## WHAT THIS TASK INVOLVES
The records follow. Retype them without a single change.

## INPUT DATA

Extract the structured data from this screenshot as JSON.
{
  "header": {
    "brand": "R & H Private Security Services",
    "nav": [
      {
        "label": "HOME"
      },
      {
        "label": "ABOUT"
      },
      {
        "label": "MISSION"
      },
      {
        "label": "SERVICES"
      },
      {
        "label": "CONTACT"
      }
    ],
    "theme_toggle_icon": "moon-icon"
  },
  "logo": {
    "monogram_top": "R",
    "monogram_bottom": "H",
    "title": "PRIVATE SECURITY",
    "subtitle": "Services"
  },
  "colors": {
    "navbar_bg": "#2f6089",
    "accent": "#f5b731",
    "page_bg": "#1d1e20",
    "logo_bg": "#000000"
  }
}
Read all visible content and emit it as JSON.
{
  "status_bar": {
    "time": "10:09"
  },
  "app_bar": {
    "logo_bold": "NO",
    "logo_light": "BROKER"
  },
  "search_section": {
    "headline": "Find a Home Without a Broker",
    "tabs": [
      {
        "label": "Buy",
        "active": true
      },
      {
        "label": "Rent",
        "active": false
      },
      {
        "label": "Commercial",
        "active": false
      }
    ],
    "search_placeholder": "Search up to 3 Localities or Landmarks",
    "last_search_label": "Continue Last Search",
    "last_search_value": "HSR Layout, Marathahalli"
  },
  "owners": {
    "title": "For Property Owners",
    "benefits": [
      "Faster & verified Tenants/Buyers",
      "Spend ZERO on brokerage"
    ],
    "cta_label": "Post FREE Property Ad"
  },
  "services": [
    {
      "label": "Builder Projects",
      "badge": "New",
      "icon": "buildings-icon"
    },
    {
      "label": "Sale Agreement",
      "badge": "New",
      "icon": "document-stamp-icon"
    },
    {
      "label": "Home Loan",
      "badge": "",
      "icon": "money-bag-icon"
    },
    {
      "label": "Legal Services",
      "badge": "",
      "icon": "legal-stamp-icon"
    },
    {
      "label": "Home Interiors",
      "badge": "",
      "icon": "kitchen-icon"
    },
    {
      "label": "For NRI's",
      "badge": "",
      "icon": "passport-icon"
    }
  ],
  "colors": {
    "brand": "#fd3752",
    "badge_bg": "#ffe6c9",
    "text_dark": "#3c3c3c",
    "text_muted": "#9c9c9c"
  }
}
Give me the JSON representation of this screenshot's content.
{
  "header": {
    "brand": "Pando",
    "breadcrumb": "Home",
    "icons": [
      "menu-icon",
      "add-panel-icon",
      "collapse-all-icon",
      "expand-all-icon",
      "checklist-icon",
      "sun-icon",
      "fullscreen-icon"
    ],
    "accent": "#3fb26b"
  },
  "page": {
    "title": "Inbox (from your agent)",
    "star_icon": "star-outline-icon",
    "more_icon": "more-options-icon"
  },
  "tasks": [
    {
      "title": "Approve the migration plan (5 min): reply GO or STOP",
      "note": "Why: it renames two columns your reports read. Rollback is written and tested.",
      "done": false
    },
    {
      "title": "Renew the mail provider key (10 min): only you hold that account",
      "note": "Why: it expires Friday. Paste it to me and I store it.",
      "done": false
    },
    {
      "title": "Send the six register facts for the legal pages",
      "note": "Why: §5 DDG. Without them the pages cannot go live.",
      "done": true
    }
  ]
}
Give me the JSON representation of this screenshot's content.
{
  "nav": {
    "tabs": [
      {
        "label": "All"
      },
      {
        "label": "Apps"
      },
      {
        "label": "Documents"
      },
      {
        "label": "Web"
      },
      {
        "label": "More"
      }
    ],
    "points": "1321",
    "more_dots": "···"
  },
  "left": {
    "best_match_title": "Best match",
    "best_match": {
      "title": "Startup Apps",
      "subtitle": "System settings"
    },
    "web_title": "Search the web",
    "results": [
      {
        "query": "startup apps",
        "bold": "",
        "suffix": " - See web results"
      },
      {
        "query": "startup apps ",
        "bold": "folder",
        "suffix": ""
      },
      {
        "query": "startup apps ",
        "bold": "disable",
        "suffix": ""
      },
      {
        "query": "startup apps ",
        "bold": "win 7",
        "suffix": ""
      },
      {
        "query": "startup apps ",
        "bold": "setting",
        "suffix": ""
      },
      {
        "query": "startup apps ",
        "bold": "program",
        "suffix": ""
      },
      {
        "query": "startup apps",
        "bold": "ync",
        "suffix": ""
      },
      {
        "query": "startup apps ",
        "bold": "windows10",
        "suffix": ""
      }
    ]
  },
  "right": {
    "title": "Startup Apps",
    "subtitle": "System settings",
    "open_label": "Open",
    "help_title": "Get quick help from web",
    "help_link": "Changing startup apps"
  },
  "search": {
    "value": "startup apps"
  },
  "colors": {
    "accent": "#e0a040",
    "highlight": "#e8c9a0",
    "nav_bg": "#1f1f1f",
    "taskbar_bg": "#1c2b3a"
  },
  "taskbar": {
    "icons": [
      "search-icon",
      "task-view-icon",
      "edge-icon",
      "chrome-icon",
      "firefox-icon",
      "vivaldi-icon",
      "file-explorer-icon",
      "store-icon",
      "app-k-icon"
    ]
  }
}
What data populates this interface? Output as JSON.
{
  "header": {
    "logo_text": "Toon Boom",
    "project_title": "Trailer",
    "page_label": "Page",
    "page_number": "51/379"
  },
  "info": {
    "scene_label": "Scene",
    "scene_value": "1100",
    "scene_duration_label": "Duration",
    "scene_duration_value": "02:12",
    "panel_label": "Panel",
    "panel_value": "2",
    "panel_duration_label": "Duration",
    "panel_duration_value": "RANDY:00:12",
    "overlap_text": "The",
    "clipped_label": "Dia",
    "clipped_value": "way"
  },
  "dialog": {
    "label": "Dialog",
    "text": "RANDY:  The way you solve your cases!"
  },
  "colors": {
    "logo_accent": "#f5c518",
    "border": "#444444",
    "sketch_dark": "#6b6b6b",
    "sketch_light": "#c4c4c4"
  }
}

## PROBLEM SOLUTION
Extract the structured data from this screenshot as JSON.
{
  "header": {
    "brand": "R & H Private Security Services",
    "nav": [
      {
        "label": "HOME"
      },
      {
        "label": "ABOUT"
      },
      {
        "label": "MISSION"
      },
      {
        "label": "SERVICES"
      },
      {
        "label": "CONTACT"
      }
    ],
    "theme_toggle_icon": "moon-icon"
  },
  "logo": {
    "monogram_top": "R",
    "monogram_bottom": "H",
    "title": "PRIVATE SECURITY",
    "subtitle": "Services"
  },
  "colors": {
    "navbar_bg": "#2f6089",
    "accent": "#f5b731",
    "page_bg": "#1d1e20",
    "logo_bg": "#000000"
  }
}
Read all visible content and emit it as JSON.
{
  "status_bar": {
    "time": "10:09"
  },
  "app_bar": {
    "logo_bold": "NO",
    "logo_light": "BROKER"
  },
  "search_section": {
    "headline": "Find a Home Without a Broker",
    "tabs": [
      {
        "label": "Buy",
        "active": true
      },
      {
        "label": "Rent",
        "active": false
      },
      {
        "label": "Commercial",
        "active": false
      }
    ],
    "search_placeholder": "Search up to 3 Localities or Landmarks",
    "last_search_label": "Continue Last Search",
    "last_search_value": "HSR Layout, Marathahalli"
  },
  "owners": {
    "title": "For Property Owners",
    "benefits": [
      "Faster & verified Tenants/Buyers",
      "Spend ZERO on brokerage"
    ],
    "cta_label": "Post FREE Property Ad"
  },
  "services": [
    {
      "label": "Builder Projects",
      "badge": "New",
      "icon": "buildings-icon"
    },
    {
      "label": "Sale Agreement",
      "badge": "New",
      "icon": "document-stamp-icon"
    },
    {
      "label": "Home Loan",
      "badge": "",
      "icon": "money-bag-icon"
    },
    {
      "label": "Legal Services",
      "badge": "",
      "icon": "legal-stamp-icon"
    },
    {
      "label": "Home Interiors",
      "badge": "",
      "icon": "kitchen-icon"
    },
    {
      "label": "For NRI's",
      "badge": "",
      "icon": "passport-icon"
    }
  ],
  "colors": {
    "brand": "#fd3752",
    "badge_bg": "#ffe6c9",
    "text_dark": "#3c3c3c",
    "text_muted": "#9c9c9c"
  }
}
Give me the JSON representation of this screenshot's content.
{
  "header": {
    "brand": "Pando",
    "breadcrumb": "Home",
    "icons": [
      "menu-icon",
      "add-panel-icon",
      "collapse-all-icon",
      "expand-all-icon",
      "checklist-icon",
      "sun-icon",
      "fullscreen-icon"
    ],
    "accent": "#3fb26b"
  },
  "page": {
    "title": "Inbox (from your agent)",
    "star_icon": "star-outline-icon",
    "more_icon": "more-options-icon"
  },
  "tasks": [
    {
      "title": "Approve the migration plan (5 min): reply GO or STOP",
      "note": "Why: it renames two columns your reports read. Rollback is written and tested.",
      "done": false
    },
    {
      "title": "Renew the mail provider key (10 min): only you hold that account",
      "note": "Why: it expires Friday. Paste it to me and I store it.",
      "done": false
    },
    {
      "title": "Send the six register facts for the legal pages",
      "note": "Why: §5 DDG. Without them the pages cannot go live.",
      "done": true
    }
  ]
}
Give me the JSON representation of this screenshot's content.
{
  "nav": {
    "tabs": [
      {
        "label": "All"
      },
      {
        "label": "Apps"
      },
      {
        "label": "Documents"
      },
      {
        "label": "Web"
      },
      {
        "label": "More"
      }
    ],
    "points": "1321",
    "more_dots": "···"
  },
  "left": {
    "best_match_title": "Best match",
    "best_match": {
      "title": "Startup Apps",
      "subtitle": "System settings"
    },
    "web_title": "Search the web",
    "results": [
      {
        "query": "startup apps",
        "bold": "",
        "suffix": " - See web results"
      },
      {
        "query": "startup apps ",
        "bold": "folder",
        "suffix": ""
      },
      {
        "query": "startup apps ",
        "bold": "disable",
        "suffix": ""
      },
      {
        "query": "startup apps ",
        "bold": "win 7",
        "suffix": ""
      },
      {
        "query": "startup apps ",
        "bold": "setting",
        "suffix": ""
      },
      {
        "query": "startup apps ",
        "bold": "program",
        "suffix": ""
      },
      {
        "query": "startup apps",
        "bold": "ync",
        "suffix": ""
      },
      {
        "query": "startup apps ",
        "bold": "windows10",
        "suffix": ""
      }
    ]
  },
  "right": {
    "title": "Startup Apps",
    "subtitle": "System settings",
    "open_label": "Open",
    "help_title": "Get quick help from web",
    "help_link": "Changing startup apps"
  },
  "search": {
    "value": "startup apps"
  },
  "colors": {
    "accent": "#e0a040",
    "highlight": "#e8c9a0",
    "nav_bg": "#1f1f1f",
    "taskbar_bg": "#1c2b3a"
  },
  "taskbar": {
    "icons": [
      "search-icon",
      "task-view-icon",
      "edge-icon",
      "chrome-icon",
      "firefox-icon",
      "vivaldi-icon",
      "file-explorer-icon",
      "store-icon",
      "app-k-icon"
    ]
  }
}
What data populates this interface? Output as JSON.
{
  "header": {
    "logo_text": "Toon Boom",
    "project_title": "Trailer",
    "page_label": "Page",
    "page_number": "51/379"
  },
  "info": {
    "scene_label": "Scene",
    "scene_value": "1100",
    "scene_duration_label": "Duration",
    "scene_duration_value": "02:12",
    "panel_label": "Panel",
    "panel_value": "2",
    "panel_duration_label": "Duration",
    "panel_duration_value": "RANDY:00:12",
    "overlap_text": "The",
    "clipped_label": "Dia",
    "clipped_value": "way"
  },
  "dialog": {
    "label": "Dialog",
    "text": "RANDY:  The way you solve your cases!"
  },
  "colors": {
    "logo_accent": "#f5c518",
    "border": "#444444",
    "sketch_dark": "#6b6b6b",
    "sketch_light": "#c4c4c4"
  }
}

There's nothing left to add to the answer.